# What to work on
Copy every entry below verbatim, except for images.

# Provided entries

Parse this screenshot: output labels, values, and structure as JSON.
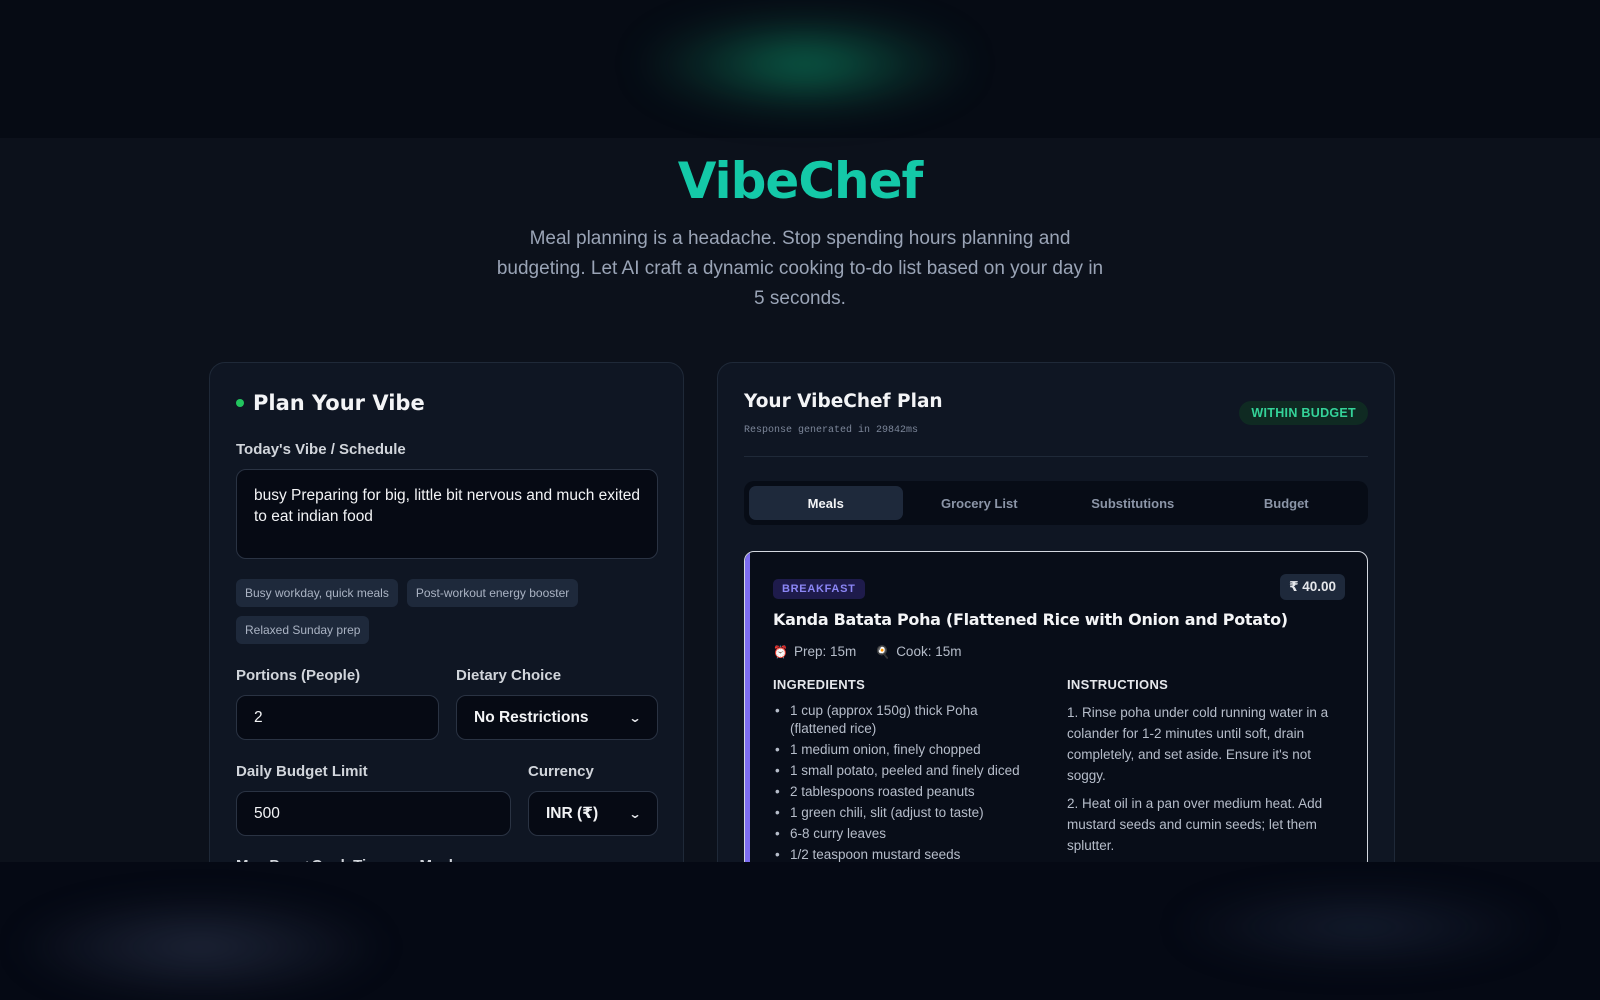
{
  "brand": "VibeChef",
  "tagline": "Meal planning is a headache. Stop spending hours planning and budgeting. Let AI craft a dynamic cooking to-do list based on your day in 5 seconds.",
  "planner": {
    "title": "Plan Your Vibe",
    "vibe_label": "Today's Vibe / Schedule",
    "vibe_value": "busy Preparing for big, little bit nervous and much exited to eat indian food",
    "chips": [
      "Busy workday, quick meals",
      "Post-workout energy booster",
      "Relaxed Sunday prep"
    ],
    "portions_label": "Portions (People)",
    "portions_value": "2",
    "diet_label": "Dietary Choice",
    "diet_value": "No Restrictions",
    "budget_label": "Daily Budget Limit",
    "budget_value": "500",
    "currency_label": "Currency",
    "currency_value": "INR (₹)",
    "max_time_label": "Max Prep+Cook Time per Meal"
  },
  "plan": {
    "title": "Your VibeChef Plan",
    "meta": "Response generated in 29842ms",
    "status": "WITHIN BUDGET",
    "tabs": [
      "Meals",
      "Grocery List",
      "Substitutions",
      "Budget"
    ],
    "active_tab": "Meals"
  },
  "meal": {
    "type": "BREAKFAST",
    "price": "₹ 40.00",
    "name": "Kanda Batata Poha (Flattened Rice with Onion and Potato)",
    "prep": "Prep: 15m",
    "cook": "Cook: 15m",
    "ingredients_label": "INGREDIENTS",
    "instructions_label": "INSTRUCTIONS",
    "ingredients": [
      "1 cup (approx 150g) thick Poha (flattened rice)",
      "1 medium onion, finely chopped",
      "1 small potato, peeled and finely diced",
      "2 tablespoons roasted peanuts",
      "1 green chili, slit (adjust to taste)",
      "6-8 curry leaves",
      "1/2 teaspoon mustard seeds"
    ],
    "instructions": [
      "1. Rinse poha under cold running water in a colander for 1-2 minutes until soft, drain completely, and set aside. Ensure it's not soggy.",
      "2. Heat oil in a pan over medium heat. Add mustard seeds and cumin seeds; let them splutter."
    ]
  },
  "colors": {
    "brand": "#14c9a8",
    "accent": "#7c6cf0",
    "success": "#34d399",
    "background": "#0c111b"
  },
  "icons": {
    "prep": "timer-icon",
    "cook": "pan-icon",
    "select": "chevron-down-icon"
  }
}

# Completed task
Parse this screenshot: output labels, values, and structure as JSON.
{
  "brand": "VibeChef",
  "tagline": "Meal planning is a headache. Stop spending hours planning and budgeting. Let AI craft a dynamic cooking to-do list based on your day in 5 seconds.",
  "planner": {
    "title": "Plan Your Vibe",
    "vibe_label": "Today's Vibe / Schedule",
    "vibe_value": "busy Preparing for big, little bit nervous and much exited to eat indian food",
    "chips": [
      "Busy workday, quick meals",
      "Post-workout energy booster",
      "Relaxed Sunday prep"
    ],
    "portions_label": "Portions (People)",
    "portions_value": "2",
    "diet_label": "Dietary Choice",
    "diet_value": "No Restrictions",
    "budget_label": "Daily Budget Limit",
    "budget_value": "500",
    "currency_label": "Currency",
    "currency_value": "INR (₹)",
    "max_time_label": "Max Prep+Cook Time per Meal"
  },
  "plan": {
    "title": "Your VibeChef Plan",
    "meta": "Response generated in 29842ms",
    "status": "WITHIN BUDGET",
    "tabs": [
      "Meals",
      "Grocery List",
      "Substitutions",
      "Budget"
    ],
    "active_tab": "Meals"
  },
  "meal": {
    "type": "BREAKFAST",
    "price": "₹ 40.00",
    "name": "Kanda Batata Poha (Flattened Rice with Onion and Potato)",
    "prep": "Prep: 15m",
    "cook": "Cook: 15m",
    "ingredients_label": "INGREDIENTS",
    "instructions_label": "INSTRUCTIONS",
    "ingredients": [
      "1 cup (approx 150g) thick Poha (flattened rice)",
      "1 medium onion, finely chopped",
      "1 small potato, peeled and finely diced",
      "2 tablespoons roasted peanuts",
      "1 green chili, slit (adjust to taste)",
      "6-8 curry leaves",
      "1/2 teaspoon mustard seeds"
    ],
    "instructions": [
      "1. Rinse poha under cold running water in a colander for 1-2 minutes until soft, drain completely, and set aside. Ensure it's not soggy.",
      "2. Heat oil in a pan over medium heat. Add mustard seeds and cumin seeds; let them splutter."
    ]
  },
  "colors": {
    "brand": "#14c9a8",
    "accent": "#7c6cf0",
    "success": "#34d399",
    "background": "#0c111b"
  },
  "icons": {
    "prep": "timer-icon",
    "cook": "pan-icon",
    "select": "chevron-down-icon"
  }
}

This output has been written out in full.